A model named Liskula Cohen was being attacked on a blog called Skanks in NYC. The author of the Skanks blog was anonymous. Kashmir Hill reports:
Cohen started pursuing the defamation suit against the anonymous ‘Skanks’ blogger in January after discovering the site, on which the blogger called Cohen a skank, a ho, and an old hag, among other nasty things, and posted photos of her, taken from various websites. Since Cohen needed the identity of the blogger in order to file the lawsuit against her, a judge in Manhattan granted Cohen’s request to force Google to reveal the e-mail address and IP address of the alleged defamer.

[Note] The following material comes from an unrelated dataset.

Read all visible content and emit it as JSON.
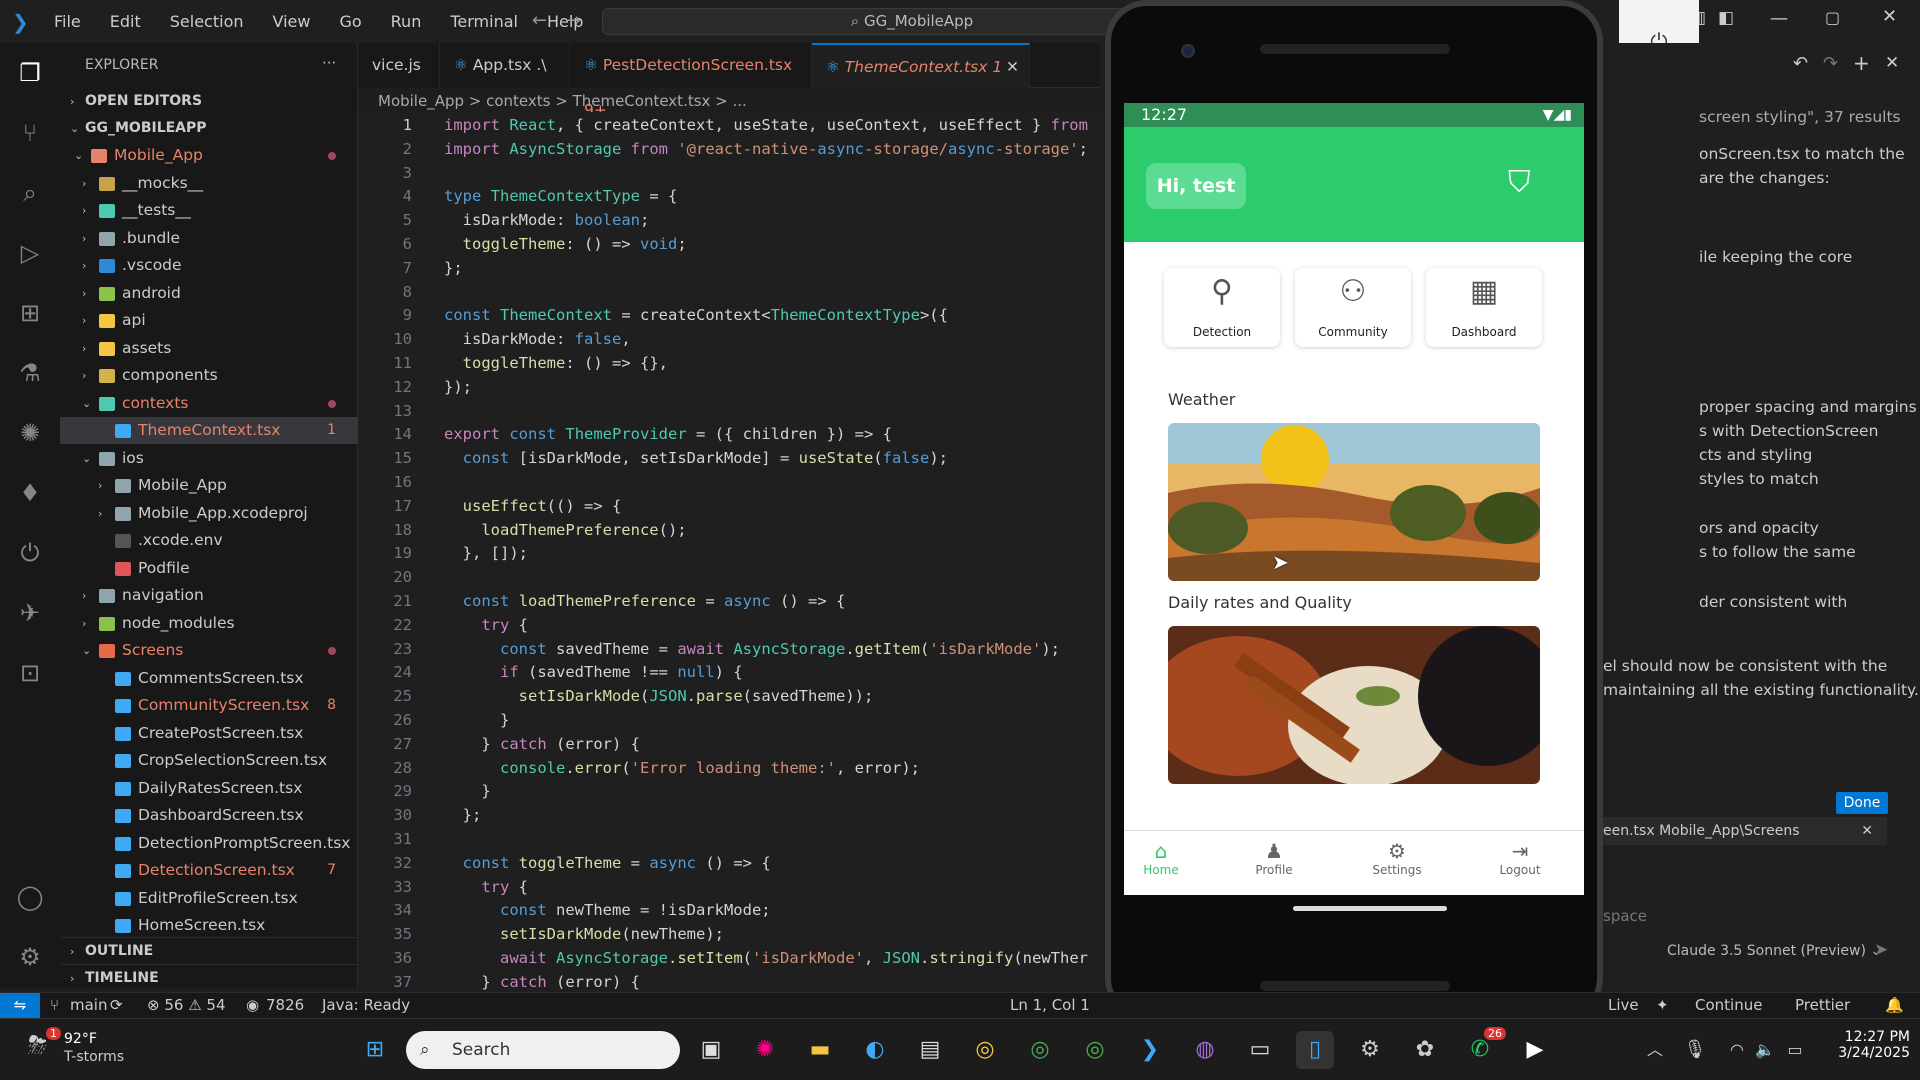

Cohen has since dropped her $3 million lawsuit. The unmasked blogger — Rosemary Port — plans to sue Google for $15 million for breaching its fiduciary duty to defend her anonymity.
Over at CyberSLAPP, a website maintained by EFF (disclosure: I’m on EFF’s advisory board), ACLU, CDT, EPIC, and Public Citizen, they have posted documents from the case, including the court’s order to Google to unmask the author of Skanks.
CyberSLAPP seeks to combat frivolous lawsuits to reveal another’s identity:
CyberSLAPP cases typically involve a person who has posted anonymous criticisms of a corporation or public figure on the Internet. The target of the criticism then files a frivolous lawsuit just so they can issue a subpoena to the Web site or Internet Service Provider (ISP) involved, discover the identity of their anonymous critic, and intimidate or silence them.
The Skanks in NYC raises a lot of interesting issues. I’ll tackle a few in this post.
1.Was Cohen’s lawsuit frivolous? Cohen might have a decent defamation lawsuit, but she subsequently dropped it when she found out Cohen’s identity. This behavior indicates she was using the lawsuit only to unmask the blogger. I agree with CyberSLAPP that such a practice should be restricted.